The U.S. should push MBS further — make clear that he won’t be seen as a reformer unless he abolishes the male guardianship, under which every Saudi woman has a male “guardian” who has the authority to make a wide range of critical decisions on her behalf, and releases all men and women still imprisoned for peaceful activism, including those jailed for pushing for women’s equal treatment.
Trump’s silence on human rights represents a failure to capitalize on the leverage the U.S. has with Saudi Arabia.
Trump’s silence on human rights represents a failure to capitalize on the leverage the U.S. has with Saudi Arabia. But, Congress can do more. U.S defense contractor Raytheon is reportedly courting lawmakers, seeking approval to sell billions of dollars more precision-guided munitions to Saudi Arabia. Weapons deals need Congressional approval and controlling arms sales is one of the tools available if Congress wants to help stop Saudi abuses. The last three years have made it clear that Saudi Arabia pays attention when countries seriously consider curbing sales; it’s time for Congress to step in and make clear it will do so.
And this isn’t just a policy question — it’s a legal question, too.
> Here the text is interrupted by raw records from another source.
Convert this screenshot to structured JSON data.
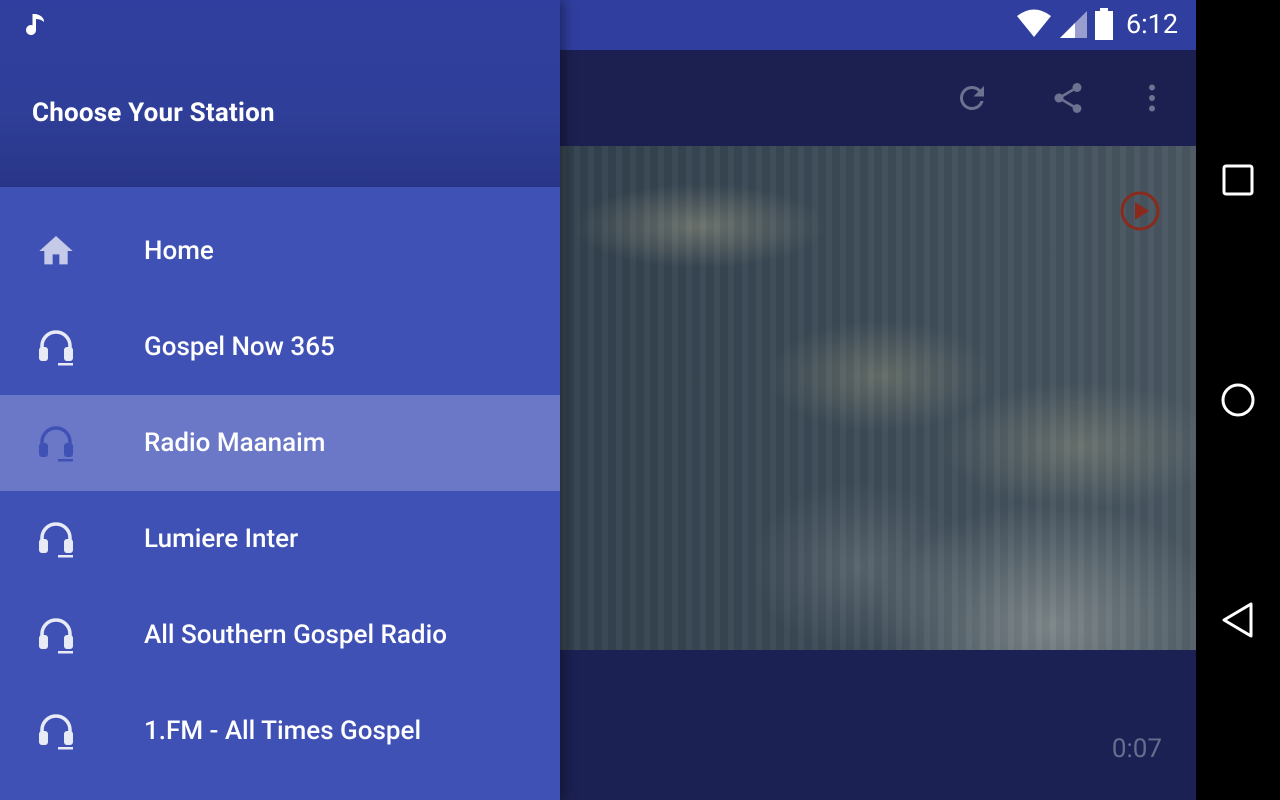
{
  "status_bar": {
    "time": "6:12",
    "icons": [
      "music-note-icon",
      "wifi-icon",
      "signal-icon",
      "battery-icon"
    ]
  },
  "toolbar": {
    "actions": [
      "refresh-icon",
      "share-icon",
      "more-vert-icon"
    ]
  },
  "drawer": {
    "title": "Choose Your Station",
    "items": [
      {
        "label": "Home",
        "icon": "home-icon",
        "selected": false
      },
      {
        "label": "Gospel Now 365",
        "icon": "headphones-icon",
        "selected": false
      },
      {
        "label": "Radio Maanaim",
        "icon": "headphones-icon",
        "selected": true
      },
      {
        "label": "Lumiere Inter",
        "icon": "headphones-icon",
        "selected": false
      },
      {
        "label": "All Southern Gospel Radio",
        "icon": "headphones-icon",
        "selected": false
      },
      {
        "label": "1.FM - All Times Gospel",
        "icon": "headphones-icon",
        "selected": false
      }
    ]
  },
  "player": {
    "elapsed": "0:07"
  },
  "colors": {
    "primary": "#3f51b5",
    "primary_dark": "#303f9f",
    "selected_item": "#6b78c8",
    "play_icon": "#a0301e"
  },
  "nav_bar": [
    "recents-button",
    "home-button",
    "back-button"
  ]
}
Those U.S. munitions found in Yemen? Some of these weapons were manufactured after it became clear that coalition forces were frequently committing laws-of-war violations. At least four were made by Raytheon. U.S. officials who are involved in selling arms to a government that is likely to use them are at risk of aiding and abetting war crimes. Pleading ignorance is no longer credible: evidence of war crimes has been mounting for three years.
The president and the crown prince might not want to reckon with the reality of their rights abuses, but U.S. lawmakers owe it to the Yemeni civilians still suffering, the Saudi activists still behind bars and the women still fighting for freedom — full freedom — to ask the right questions and to push these powerful leaders to answer them.
Kristine Beckerle is the Yemen researcher at Human Rights Watch.